Top positive review
Complex Plot and Brilliant Characters
Reviewed in the United States on November 16, 2015
I confess, I am a Gregg Olsen addict. I love his style, his characters, and the beauty of his complex plots. “The Girl in the Woods”, the first of the Waterman & Stark Thrillers, sets the tone for the crime solving duo in future books. I stumbled upon these two ladies in “Closer Than Blood” and immediately set my sights on this first “official” offering in the series featuring Birdy Waterman and Kendall Stark. I am not disappointed. In fact I am so delighted I have pre-ordered the next book in this series.
What begins as the mysterious discovery of a foot wearing pink nail polish in the Pacific Northwest’s Banner Forest quickly escalates into so much more. As Kendall Stark, the sheriff’s detective, and Birdy Waterman, the local pathologist, begin their investigation things seem odd but not as odd as they become. It’s only when Tess Moreau, the town of Kitsap’s notorious hoarder, reports her teen daughter Darby as missing that things begin to heat up. From that point on the story roars forward as new characters are introduced and new crimes uncovered. While it is apparent the two biggest murders, that of Darby Moreau and local man Ted Roberts, are somehow related, it takes intense investigative skills to put it all together.

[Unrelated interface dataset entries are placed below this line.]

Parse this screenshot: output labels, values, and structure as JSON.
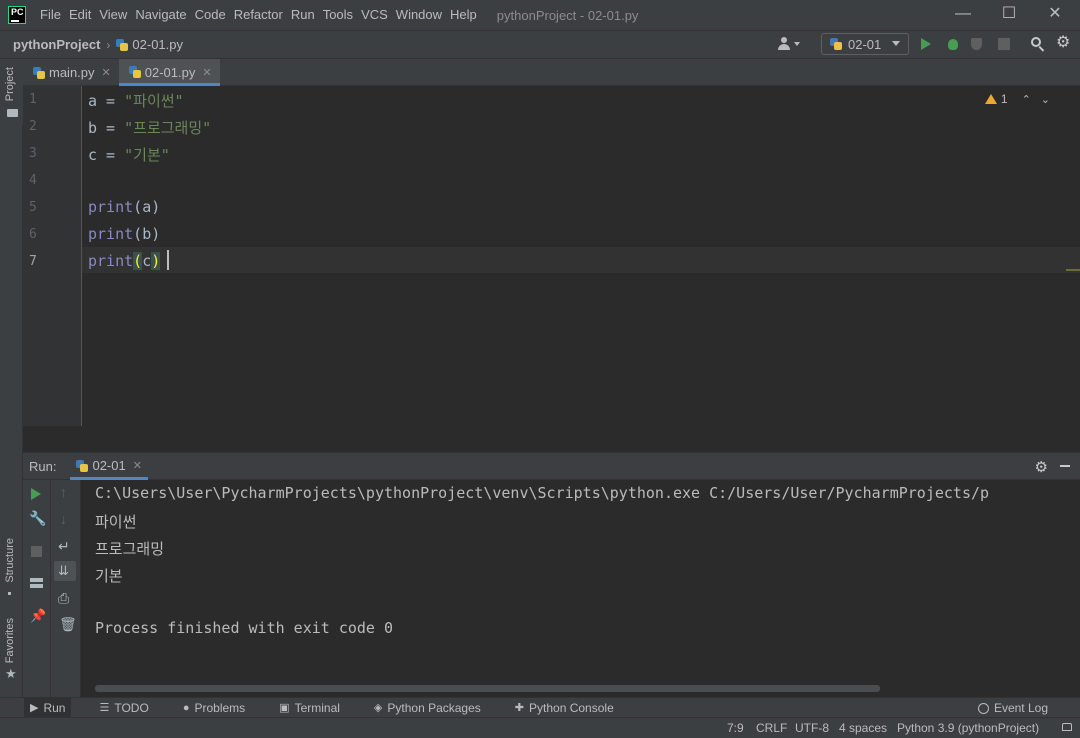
{
  "app": {
    "logo_text": "PC",
    "window_title": "pythonProject - 02-01.py",
    "menu": [
      "File",
      "Edit",
      "View",
      "Navigate",
      "Code",
      "Refactor",
      "Run",
      "Tools",
      "VCS",
      "Window",
      "Help"
    ],
    "window_controls": {
      "minimize": "—",
      "maximize": "☐",
      "close": "✕"
    }
  },
  "navbar": {
    "project": "pythonProject",
    "file": "02-01.py",
    "run_config": "02-01",
    "icons": [
      "user-icon",
      "run-icon",
      "debug-icon",
      "coverage-icon",
      "stop-icon",
      "search-icon",
      "settings-icon"
    ]
  },
  "left_strip": {
    "project_label": "Project",
    "structure_label": "Structure",
    "favorites_label": "Favorites"
  },
  "editor": {
    "tabs": [
      {
        "label": "main.py",
        "active": false
      },
      {
        "label": "02-01.py",
        "active": true
      }
    ],
    "line_numbers": [
      "1",
      "2",
      "3",
      "4",
      "5",
      "6",
      "7"
    ],
    "current_line": 7,
    "lines": [
      {
        "var": "a",
        "op": " = ",
        "str": "\"파이썬\""
      },
      {
        "var": "b",
        "op": " = ",
        "str": "\"프로그래밍\""
      },
      {
        "var": "c",
        "op": " = ",
        "str": "\"기본\""
      },
      {
        "blank": ""
      },
      {
        "fn": "print",
        "open": "(",
        "arg": "a",
        "close": ")"
      },
      {
        "fn": "print",
        "open": "(",
        "arg": "b",
        "close": ")"
      },
      {
        "fn": "print",
        "open": "(",
        "arg": "c",
        "close": ")"
      }
    ],
    "inspection": {
      "warnings": "1",
      "up": "⌃",
      "down": "⌄"
    }
  },
  "run_panel": {
    "label": "Run:",
    "tab": "02-01",
    "output": [
      "C:\\Users\\User\\PycharmProjects\\pythonProject\\venv\\Scripts\\python.exe C:/Users/User/PycharmProjects/p",
      "파이썬",
      "프로그래밍",
      "기본",
      "",
      "Process finished with exit code 0"
    ]
  },
  "bottom_tools": [
    {
      "label": "Run",
      "icon": "play-icon",
      "active": true
    },
    {
      "label": "TODO",
      "icon": "list-icon",
      "active": false
    },
    {
      "label": "Problems",
      "icon": "info-icon",
      "active": false
    },
    {
      "label": "Terminal",
      "icon": "terminal-icon",
      "active": false
    },
    {
      "label": "Python Packages",
      "icon": "layers-icon",
      "active": false
    },
    {
      "label": "Python Console",
      "icon": "python-icon",
      "active": false
    }
  ],
  "event_log": "Event Log",
  "status": {
    "position": "7:9",
    "line_sep": "CRLF",
    "encoding": "UTF-8",
    "indent": "4 spaces",
    "interpreter": "Python 3.9 (pythonProject)"
  }
}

The mystery of who killed Ted Roberts is certainly the gripping center of the story. Married to Jennifer and step father to Ruby and Micah, he appears mostly as a corpse. But what a corpse he is! His death unravels a plethora of crimes.
Interwoven throughout are hints at the personal histories of both Birdy and Kendall. While they seem inconsequential they are vital to the development of these fascinating women. Thrown together as investigators due to changes within their departments they form an analytical team, each bringing their skills into play as needed.
The seemingly insignificant character of Elan, Birdy’s nephew who appears early in the story, proves to be quite a pivotal addition to the cast.
The unexpected twists and turns are key to Olsen’s ability to captivate his readers. Just when I thought I had the answers, knew who was doing what, I would get a surprise that made my head spin.
There are some very minor editing issues in the book but they in way affected my ability to enjoy the story. As I said from the beginning, I am a Gregg Olsen addict. I have no desire to be cured as I eagerly await my next fix of Olsen fiction.